    Marinate the meat for several hours before cooking it. A good marinade can be as simple as a mixture of salt, vinegar and water, or something more sophisticated, such as French or Italian salad dressing, Worcestershire sauce, tomato juice or sauce, or a citrus juice, such as from oranges, lemons or grapefruit. The marinade will tenderize the meat and add flavor to it, removing the "gamey" taste.
    • Although you can soak the meat in a brine mixture to marinate it, you should not add salt while cooking, as this keeps the meat from browning.
  3. Cook Venison (Deer Meat) Step 3.jpg
    Trim away all visible fat.
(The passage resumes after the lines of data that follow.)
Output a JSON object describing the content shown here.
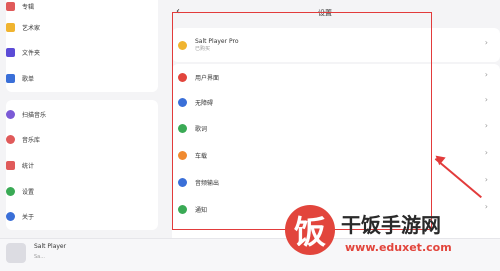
{
  "sidebar": {
    "top_items": [
      {
        "label": "专辑",
        "icon": "album-icon",
        "color": "#e05a5a"
      },
      {
        "label": "艺术家",
        "icon": "pen-icon",
        "color": "#f0b430"
      },
      {
        "label": "文件夹",
        "icon": "folder-icon",
        "color": "#5b4bd6"
      },
      {
        "label": "歌单",
        "icon": "playlist-icon",
        "color": "#3a6fd8"
      }
    ],
    "bottom_items": [
      {
        "label": "扫描音乐",
        "icon": "scan-icon",
        "color": "#7b5ad6"
      },
      {
        "label": "音乐库",
        "icon": "library-icon",
        "color": "#e05a5a"
      },
      {
        "label": "统计",
        "icon": "stats-icon",
        "color": "#e05a5a"
      },
      {
        "label": "设置",
        "icon": "gear-icon",
        "color": "#3aaa55"
      },
      {
        "label": "关于",
        "icon": "info-icon",
        "color": "#3a6fd8"
      }
    ]
  },
  "header": {
    "back_icon": "back-arrow-icon",
    "title": "设置"
  },
  "pro": {
    "name": "Salt Player Pro",
    "status": "已购买",
    "icon": "star-icon",
    "color": "#f0b430"
  },
  "settings": [
    {
      "label": "用户界面",
      "icon": "palette-icon",
      "color": "#e2453c"
    },
    {
      "label": "无障碍",
      "icon": "accessibility-icon",
      "color": "#3a6fd8"
    },
    {
      "label": "歌词",
      "icon": "lyrics-icon",
      "color": "#3aaa55"
    },
    {
      "label": "车载",
      "icon": "car-icon",
      "color": "#f08a30"
    },
    {
      "label": "音频输出",
      "icon": "speaker-icon",
      "color": "#3a6fd8"
    },
    {
      "label": "通知",
      "icon": "bell-icon",
      "color": "#3aaa55"
    }
  ],
  "player": {
    "title": "Salt Player",
    "subtitle": "Sa..."
  },
  "watermark": {
    "logo_char": "饭",
    "text": "干饭手游网",
    "url": "www.eduxet.com"
  }
}
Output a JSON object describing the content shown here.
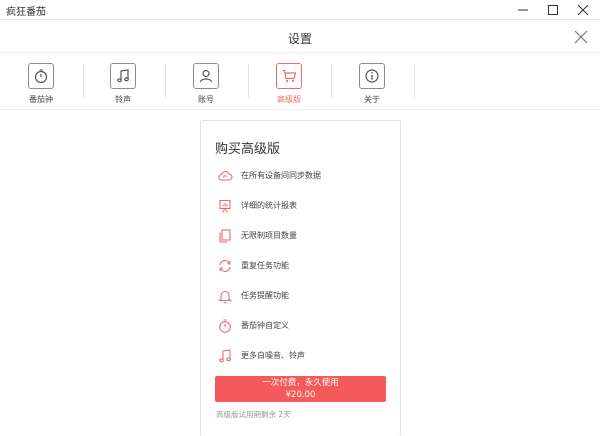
{
  "window": {
    "title": "疯狂番茄"
  },
  "header": {
    "title": "设置"
  },
  "tabs": [
    {
      "label": "番茄钟",
      "icon": "stopwatch-icon",
      "active": false
    },
    {
      "label": "铃声",
      "icon": "music-note-icon",
      "active": false
    },
    {
      "label": "账号",
      "icon": "user-icon",
      "active": false
    },
    {
      "label": "高级版",
      "icon": "cart-icon",
      "active": true
    },
    {
      "label": "关于",
      "icon": "info-icon",
      "active": false
    }
  ],
  "premium": {
    "title": "购买高级版",
    "features": [
      {
        "label": "在所有设备间同步数据",
        "icon": "cloud-sync-icon"
      },
      {
        "label": "详细的统计报表",
        "icon": "chart-board-icon"
      },
      {
        "label": "无限制项目数量",
        "icon": "documents-icon"
      },
      {
        "label": "重复任务功能",
        "icon": "repeat-icon"
      },
      {
        "label": "任务提醒功能",
        "icon": "bell-icon"
      },
      {
        "label": "番茄钟自定义",
        "icon": "stopwatch-icon"
      },
      {
        "label": "更多白噪音、铃声",
        "icon": "music-note-icon"
      }
    ],
    "buy_button": {
      "line1": "一次付费，永久使用",
      "line2": "¥20.00"
    },
    "trial_text": "高级版试用期剩余 2天"
  },
  "colors": {
    "accent": "#f55a5a",
    "icon_accent": "#f06a6a",
    "icon_gray": "#8c8c8c"
  }
}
The more deer fat that remains, the worse the meat will taste.
    • You could render the deer fat into tallow and use it for a project, or form it into a suet cakes to feed birds in winter.
  4. Cook Venison (Deer Meat) Step 4.jpg
    Substitute the removed deer fat with another fat source. Although the deer's own fat will affect the flavor of the venison adversely, venison is so lean, lacking "marbling", that it needs another fat source to give it flavor when cooking.
    • Possible substitute fats include butter, margarine, cooking oil, bacon or ground beef.
    • Laying other fat on the meat is called "barding"; poking it into the meat is called "larding". Larding may be healthier in adequately fattening the inside without over-fattening the outside.
  5. Cook Venison (Deer Meat) Step 5.jpg
    Keep the meat moist when cooking. Because it is so lean, deer meat is prone to drying out when cooked, making it tough and chewy. Cooking with a method that keeps venison moist, such as frequent basting, braising, sauteing, roasting or slow cooking, will preserve the flavor and keep the meat tender.
    • When cooking deer meat in a pan, roaster or on a grill, wrap it in foil for 5 to 10 minutes before serving. This will let the juices distribute themselves evenly through the meat without evaporating.
  6. Cook Venison (Deer Meat) Intro.jpg


  • Good seasonings for cooking deer meat include parsley, thyme, garlic and onions. Powdered soup mixes often include these and other spices.
  • Deer meat can be served as steaks and roasts, cubed for casseroles, soups and stew or ground to make patties or put into chili. You can find specific recipes online or in books published by state conservation departments or hunting associations.